* _Entries supplied_:
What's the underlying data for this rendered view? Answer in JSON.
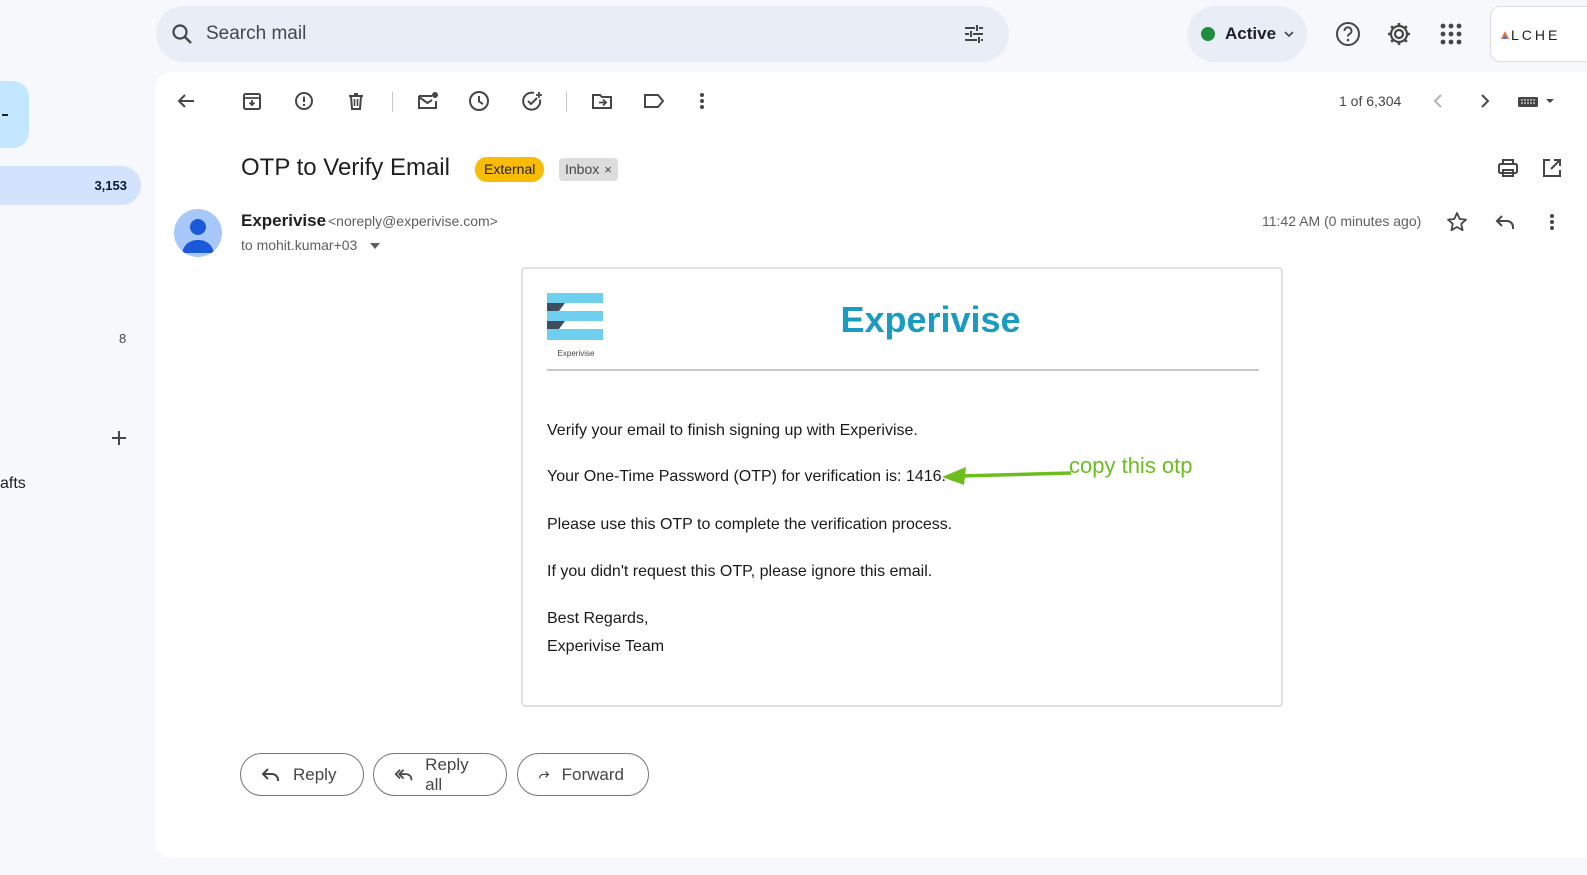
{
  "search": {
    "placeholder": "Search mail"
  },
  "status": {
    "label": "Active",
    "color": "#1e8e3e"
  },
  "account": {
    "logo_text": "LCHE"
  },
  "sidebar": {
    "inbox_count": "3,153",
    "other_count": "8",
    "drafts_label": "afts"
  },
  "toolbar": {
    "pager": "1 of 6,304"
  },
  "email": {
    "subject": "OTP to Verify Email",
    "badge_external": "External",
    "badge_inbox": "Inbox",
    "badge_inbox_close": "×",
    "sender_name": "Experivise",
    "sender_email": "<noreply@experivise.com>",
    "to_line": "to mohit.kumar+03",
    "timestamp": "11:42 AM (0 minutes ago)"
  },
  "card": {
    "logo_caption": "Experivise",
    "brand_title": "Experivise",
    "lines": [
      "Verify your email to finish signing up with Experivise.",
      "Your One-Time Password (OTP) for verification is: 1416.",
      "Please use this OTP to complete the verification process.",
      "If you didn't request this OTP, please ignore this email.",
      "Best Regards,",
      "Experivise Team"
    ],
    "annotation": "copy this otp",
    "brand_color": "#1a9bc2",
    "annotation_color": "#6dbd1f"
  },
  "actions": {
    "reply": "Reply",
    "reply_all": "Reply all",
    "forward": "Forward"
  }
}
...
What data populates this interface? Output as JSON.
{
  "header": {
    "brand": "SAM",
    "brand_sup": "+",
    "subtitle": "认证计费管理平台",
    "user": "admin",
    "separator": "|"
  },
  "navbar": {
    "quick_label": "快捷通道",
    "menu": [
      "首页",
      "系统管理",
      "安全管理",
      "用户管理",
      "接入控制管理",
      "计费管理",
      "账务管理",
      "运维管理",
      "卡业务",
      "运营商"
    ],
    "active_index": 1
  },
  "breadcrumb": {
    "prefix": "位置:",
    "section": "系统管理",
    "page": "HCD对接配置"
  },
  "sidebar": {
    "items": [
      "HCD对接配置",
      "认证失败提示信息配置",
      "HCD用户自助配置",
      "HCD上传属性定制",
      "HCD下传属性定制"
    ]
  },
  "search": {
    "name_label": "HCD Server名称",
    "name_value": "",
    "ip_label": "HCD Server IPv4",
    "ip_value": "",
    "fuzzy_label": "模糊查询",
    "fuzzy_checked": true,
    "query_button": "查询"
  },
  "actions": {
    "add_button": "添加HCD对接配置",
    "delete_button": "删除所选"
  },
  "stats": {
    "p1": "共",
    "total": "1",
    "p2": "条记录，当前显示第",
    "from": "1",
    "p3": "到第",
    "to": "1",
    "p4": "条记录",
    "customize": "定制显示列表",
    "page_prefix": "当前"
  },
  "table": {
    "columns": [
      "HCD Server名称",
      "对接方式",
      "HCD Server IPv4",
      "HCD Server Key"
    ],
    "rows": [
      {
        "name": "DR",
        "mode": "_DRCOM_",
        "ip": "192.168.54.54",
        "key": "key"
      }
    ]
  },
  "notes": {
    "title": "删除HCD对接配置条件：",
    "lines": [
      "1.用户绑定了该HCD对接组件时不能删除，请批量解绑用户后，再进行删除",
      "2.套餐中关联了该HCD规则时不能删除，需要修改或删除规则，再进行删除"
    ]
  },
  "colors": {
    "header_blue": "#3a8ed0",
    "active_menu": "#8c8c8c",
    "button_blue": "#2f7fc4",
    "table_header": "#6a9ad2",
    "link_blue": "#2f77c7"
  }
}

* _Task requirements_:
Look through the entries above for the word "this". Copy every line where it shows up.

* _Written solution_:
What's the underlying data for this rendered view? Answer in JSON.
      "Please use this OTP to complete the verification process.",
      "If you didn't request this OTP, please ignore this email.",
    "annotation": "copy this otp",
What data populates this interface? Output as JSON.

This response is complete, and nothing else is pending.